Tag: Epistemic Institutional Design

  • The Season of Political Irrelevance

    It is my considered opinion that the next three months will involve no serious deliberations regarding substantive public policy. Though readership and viewership for such matters will be at its highest, none of the things discussed will be discussed in a way that comports with public reason or with anything like the goal of exchanging…

  • Exit, Voice, and Cheap Talk (Workplace Domination Part One)

    Tyler Cowen returns to the issues of employer/employee domination today, but since I never blogged his first response, I want to start working through this debate from the beginning. The Crooked Timber bloggers offered a lengthy list of workplace depredations, and then suggested that these depradations require government intervention in the form of workplace regulation. It’s a…

  • New Rules

    I’m thinking of adding rules and a FAQ to my syllabi. Thoughts? Read More. Write More. Think More. Be More. Do the homework and come to class. [Woody Allen has said that “80 percent of success is showing up.” But be sure to show up for your homework, too; there will be approximately two hours…

  • Bullshit and Journalism

    This weekend’s revelation that Mike Daisey’s story about Apple and Foxconn was partly fabricated has led some bloggers and journalists to return to the question of how we should interpret the relationship between something called “facts” and something Daisey is calling “higher truth.” This distinction seems spurious to me, though we often hear it described in…

  • This is What Epistocracy Looks Like

    Most academics know some version of the critique of elite rule, administrative power, and centralized regulation by experts. Hannah Arendt called bureaucracy the “rule of No Man;” Michel Foucault described the overlap of legislative power, knowledge-production, and the apparatus of discipline and control; Iris Marion Young defended simple street activism against the demand that political…

  • Fear of Democracy

    While there is much more to be said about the risks associated with advocating “experimental disenfranchisement,” I stand by the claim that we cannot ignore the widespread temptation towards disenfranchising ignorant citizens.
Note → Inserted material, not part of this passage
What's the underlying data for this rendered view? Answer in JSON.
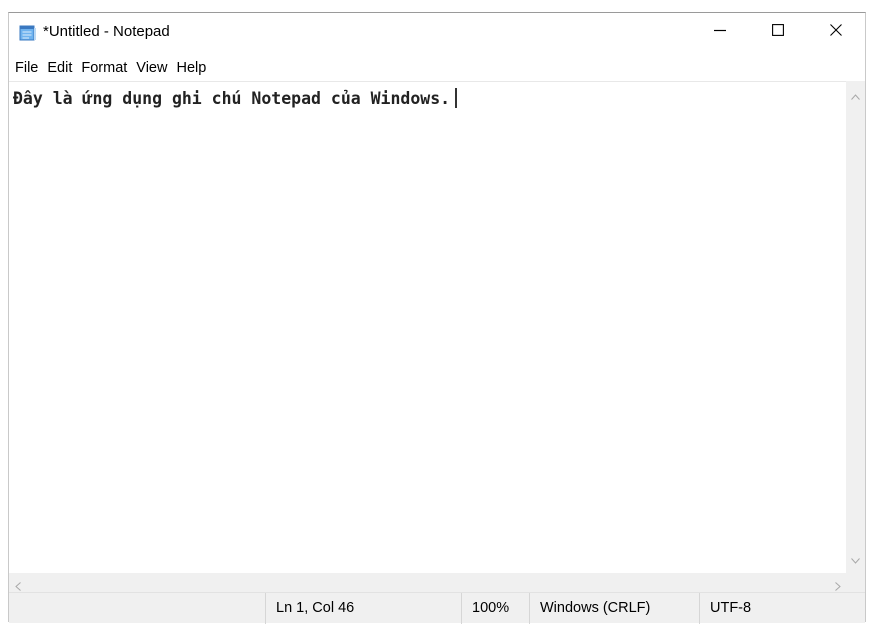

We must at least acknowledge that the challenge is not simply coming from nowhere: Jason Brennan reflects a widespread, even common-sensical, fear of…